The first claims 19 lives among people waiting to see the president in Batna. In the second attack, a truck packed with explosives is driven into a naval barracks in the port of Dellys. Al-Qaeda in the Islamic Maghreb claimed responsibility.
:: Three months later the same group kills more than 40 people with two car bomb attacks in the Algerian capital, Algiers. One targeted the country’s Supreme Court, the other the UN’s refugee agency.
Benazir Bhutto’s coffin is massive over the heads of mourners
:: December 27 2007: Al-Qaeda are linked to the assassination of former Pakistani Prime Minister Benazir Bhutto who was killed during a suicide attack at an election rally in Rawalpindi along with more than 150 others.
:: June 2008: Al-Qaeda kills six people when terrorists attack the Danish embassy in Islamabad, Pakistan, with a car bomb.
:: October 2009: At least 155 victims die when al-Qaeda carries out a double suicide bombing in Baghdad.
:: Two months later the group is linked to a series of car bombs in the centre of Baghdad which kill at least 127 people.
:: December 25 2009: Umar Farouk Abdulmutallab, 23, a Nigerian graduate, tries to blow up an aeroplane. Wearing explosives in his underwear he sets himself alight in a packed Airbus approaching Detroit, in an attack orchestrated by al Qaida in Yemen.
:: October 2010: The network is linked to a major international terror alert when explosives are found hidden in toner cartridges on board planes at East Midlands Airport in the UK and Dubai. The packages are addressed to synagogues in Chicago and sent from Yemen.
:: March 2011: British Airways worker Rajib Karim, 31, is jailed for 30 years at Woolwich Crown Court for conspiring with al-Qaeda preacher Anwar Al-Awlaki to blow up a transatlantic flight.

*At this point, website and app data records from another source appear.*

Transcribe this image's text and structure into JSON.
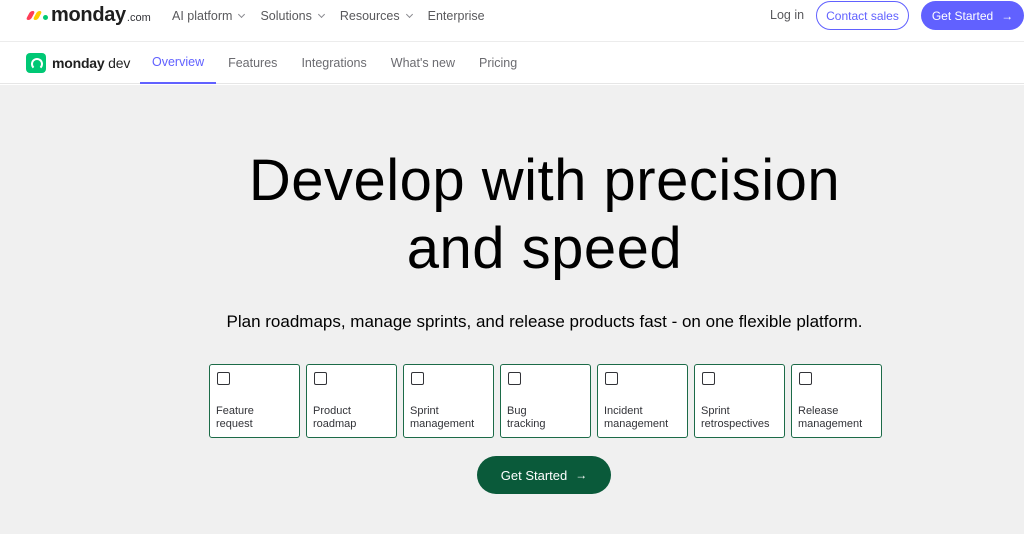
{
  "header": {
    "brand": "monday",
    "brand_tld": ".com",
    "nav": [
      {
        "label": "AI platform",
        "dropdown": true
      },
      {
        "label": "Solutions",
        "dropdown": true
      },
      {
        "label": "Resources",
        "dropdown": true
      },
      {
        "label": "Enterprise",
        "dropdown": false
      }
    ],
    "login": "Log in",
    "contact_sales": "Contact sales",
    "get_started": "Get Started",
    "accent_color": "#6161ff"
  },
  "subnav": {
    "product_bold": "monday",
    "product_light": " dev",
    "tabs": [
      {
        "label": "Overview",
        "active": true
      },
      {
        "label": "Features",
        "active": false
      },
      {
        "label": "Integrations",
        "active": false
      },
      {
        "label": "What's new",
        "active": false
      },
      {
        "label": "Pricing",
        "active": false
      }
    ]
  },
  "hero": {
    "headline_line1": "Develop with precision",
    "headline_line2": "and speed",
    "subtitle": "Plan roadmaps, manage sprints, and release products fast - on one flexible platform.",
    "options": [
      {
        "line1": "Feature",
        "line2": "request"
      },
      {
        "line1": "Product",
        "line2": "roadmap"
      },
      {
        "line1": "Sprint",
        "line2": "management"
      },
      {
        "line1": "Bug",
        "line2": "tracking"
      },
      {
        "line1": "Incident",
        "line2": "management"
      },
      {
        "line1": "Sprint",
        "line2": "retrospectives"
      },
      {
        "line1": "Release",
        "line2": "management"
      }
    ],
    "cta": "Get Started",
    "cta_color": "#0a5a3a",
    "background": "#f0f0f0"
  }
}
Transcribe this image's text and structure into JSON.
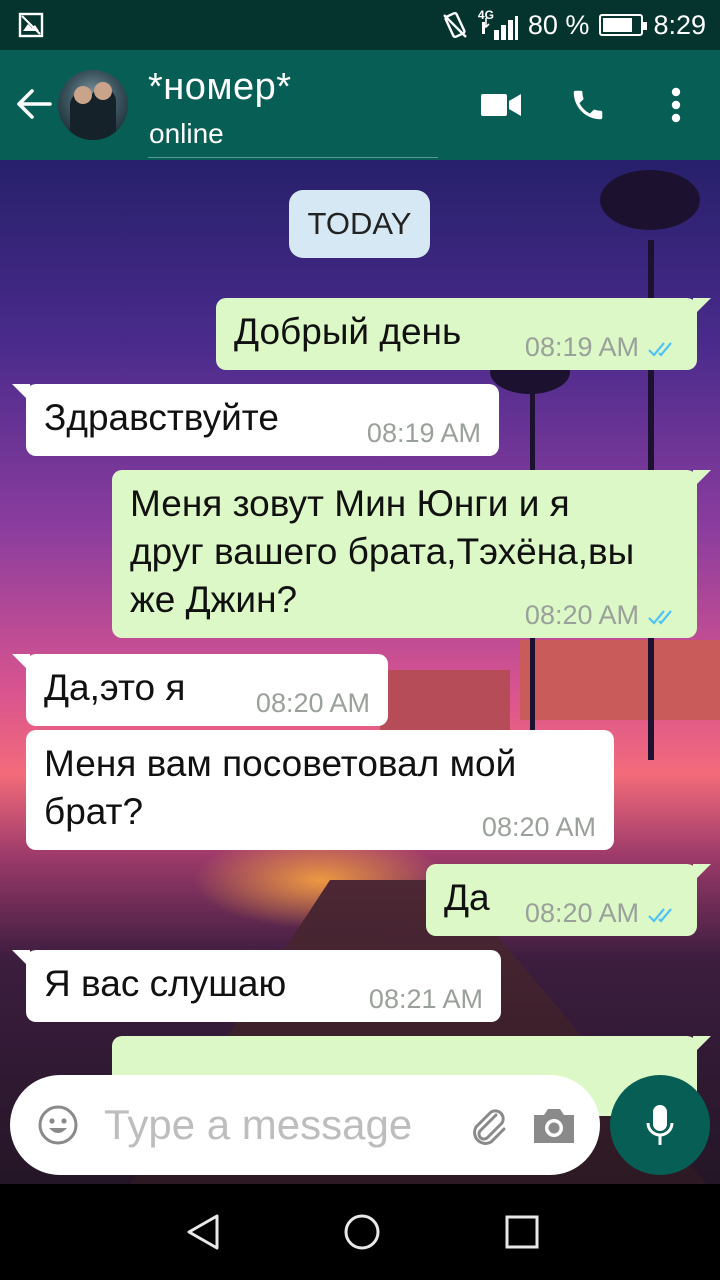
{
  "status_bar": {
    "network": "4G",
    "battery": "80 %",
    "battery_level": 0.8,
    "time": "8:29"
  },
  "header": {
    "contact_name": "*номер*",
    "status": "online"
  },
  "chat": {
    "date_chip": "TODAY",
    "messages": [
      {
        "dir": "out",
        "text": "Добрый день",
        "time": "08:19 AM",
        "read": true
      },
      {
        "dir": "in",
        "text": "Здравствуйте",
        "time": "08:19 AM"
      },
      {
        "dir": "out",
        "text": "Меня зовут Мин Юнги и я друг вашего брата,Тэхёна,вы же Джин?",
        "time": "08:20 AM",
        "read": true
      },
      {
        "dir": "in",
        "text": "Да,это я",
        "time": "08:20 AM"
      },
      {
        "dir": "in",
        "text": "Меня вам посоветовал мой брат?",
        "time": "08:20 AM"
      },
      {
        "dir": "out",
        "text": "Да",
        "time": "08:20 AM",
        "read": true
      },
      {
        "dir": "in",
        "text": "Я вас слушаю",
        "time": "08:21 AM"
      }
    ]
  },
  "composer": {
    "placeholder": "Type a message"
  },
  "icons": {
    "back": "arrow-left-icon",
    "video": "video-call-icon",
    "call": "phone-icon",
    "menu": "more-vert-icon",
    "emoji": "emoji-icon",
    "attach": "paperclip-icon",
    "camera": "camera-icon",
    "mic": "microphone-icon",
    "read_receipt": "double-check-icon"
  },
  "colors": {
    "header": "#075e54",
    "status_bar": "#05342f",
    "outgoing_bubble": "#dcf8c6",
    "incoming_bubble": "#ffffff",
    "read_ticks": "#4fc3f7"
  }
}
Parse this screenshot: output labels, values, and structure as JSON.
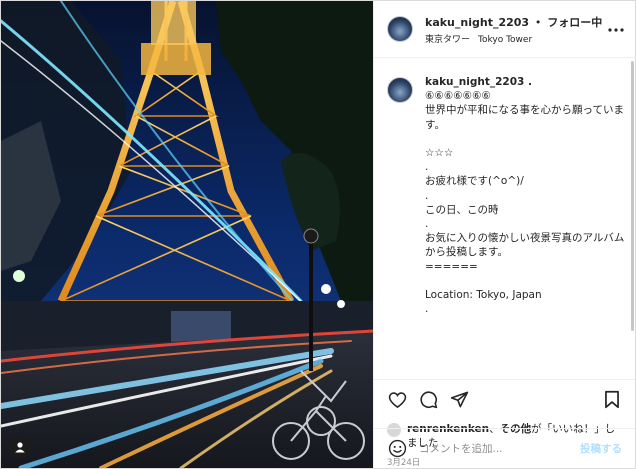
{
  "header": {
    "username": "kaku_night_2203",
    "separator": "•",
    "follow_label": "フォロー中",
    "location_ja": "東京タワー",
    "location_en": "Tokyo Tower",
    "more_icon": "more-dots-icon"
  },
  "caption": {
    "username": "kaku_night_2203 .",
    "lines": [
      "⑥⑥⑥⑥⑥⑥⑥",
      "世界中が平和になる事を心から願っています。",
      "",
      "☆☆☆",
      ".",
      "お疲れ様です(^o^)/",
      ".",
      "この日、この時",
      ".",
      "お気に入りの懐かしい夜景写真のアルバムから投稿します。",
      "======",
      "",
      "Location: Tokyo, Japan",
      "."
    ]
  },
  "actions": {
    "icons": [
      "heart-icon",
      "comment-icon",
      "share-icon",
      "bookmark-icon"
    ]
  },
  "likes": {
    "user": "renrenkenken",
    "middle": "、",
    "others": "その他",
    "suffix": "が「いいね！」しました"
  },
  "date": "3月24日",
  "comment_box": {
    "placeholder": "コメントを追加...",
    "post_label": "投稿する"
  },
  "colors": {
    "post_disabled": "#b2dffc",
    "text": "#262626",
    "muted": "#8e8e8e",
    "border": "#dbdbdb"
  }
}
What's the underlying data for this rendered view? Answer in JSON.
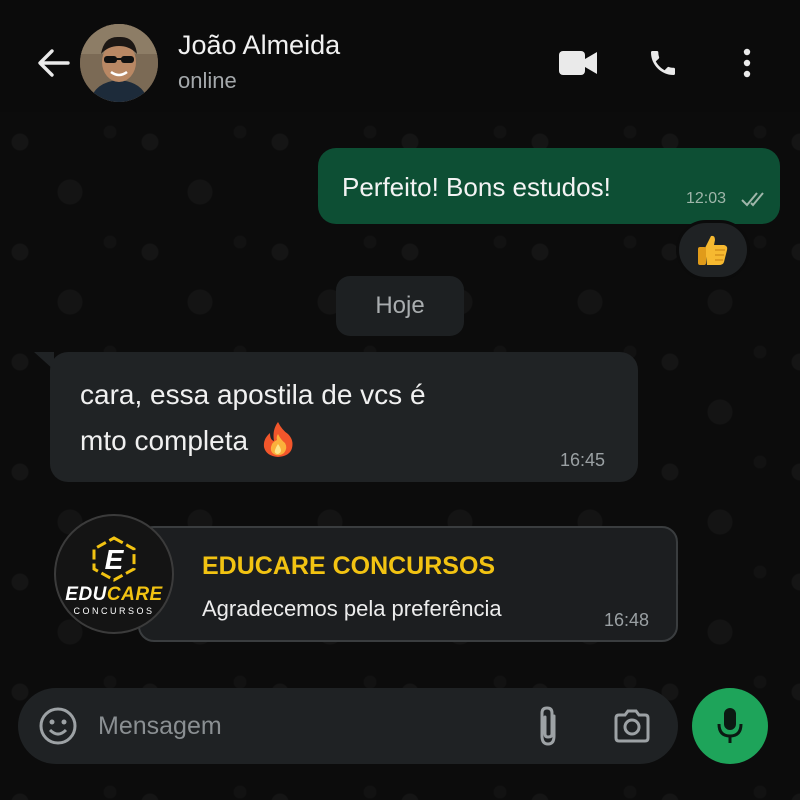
{
  "header": {
    "contact_name": "João Almeida",
    "status": "online",
    "icons": [
      "back-arrow-icon",
      "video-call-icon",
      "phone-icon",
      "more-vert-icon"
    ]
  },
  "messages": {
    "outgoing": {
      "text": "Perfeito! Bons estudos!",
      "time": "12:03",
      "status_icon": "double-check-icon",
      "reaction": "👍"
    },
    "date_separator": "Hoje",
    "incoming": {
      "line1": "cara, essa apostila de vcs é",
      "line2": "mto completa",
      "emoji": "🔥",
      "time": "16:45"
    },
    "business_card": {
      "title": "EDUCARE CONCURSOS",
      "subtitle": "Agradecemos pela preferência",
      "time": "16:48",
      "logo_word_white": "EDU",
      "logo_word_yellow": "CARE",
      "logo_sub": "CONCURSOS",
      "logo_letter": "E"
    }
  },
  "composer": {
    "placeholder": "Mensagem",
    "value": ""
  },
  "colors": {
    "accent_green": "#1ea45a",
    "outgoing_bubble": "#0d4f34",
    "brand_yellow": "#f2c312"
  }
}
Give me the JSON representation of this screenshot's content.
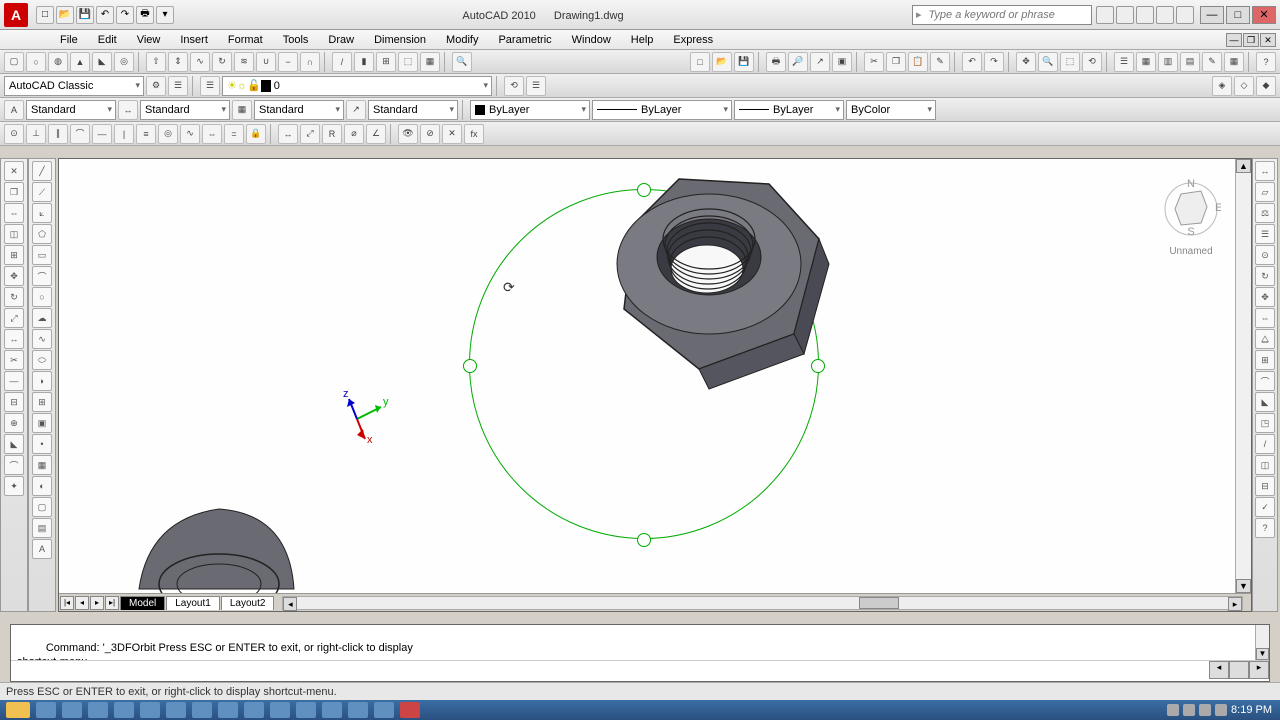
{
  "title": {
    "app": "AutoCAD 2010",
    "doc": "Drawing1.dwg"
  },
  "search": {
    "placeholder": "Type a keyword or phrase"
  },
  "menu": [
    "File",
    "Edit",
    "View",
    "Insert",
    "Format",
    "Tools",
    "Draw",
    "Dimension",
    "Modify",
    "Parametric",
    "Window",
    "Help",
    "Express"
  ],
  "workspace": {
    "name": "AutoCAD Classic"
  },
  "layer": {
    "current": "0"
  },
  "styles": {
    "text": "Standard",
    "dim": "Standard",
    "table": "Standard",
    "mleader": "Standard"
  },
  "props": {
    "color": "ByLayer",
    "ltype": "ByLayer",
    "lweight": "ByLayer",
    "plot": "ByColor"
  },
  "viewcube": {
    "view": "Unnamed"
  },
  "tabs": {
    "model": "Model",
    "layout1": "Layout1",
    "layout2": "Layout2"
  },
  "command": {
    "history": "Command: '_3DFOrbit Press ESC or ENTER to exit, or right-click to display\nshortcut-menu.",
    "input": ""
  },
  "status": "Press ESC or ENTER to exit, or right-click to display shortcut-menu.",
  "ucs": {
    "x": "x",
    "y": "y",
    "z": "z"
  },
  "clock": "8:19 PM",
  "chart_data": null
}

Read more here: The Crimes of Usama
There was no evidence he was going to surrender nor did he try. Read more real time info from CNN here: real time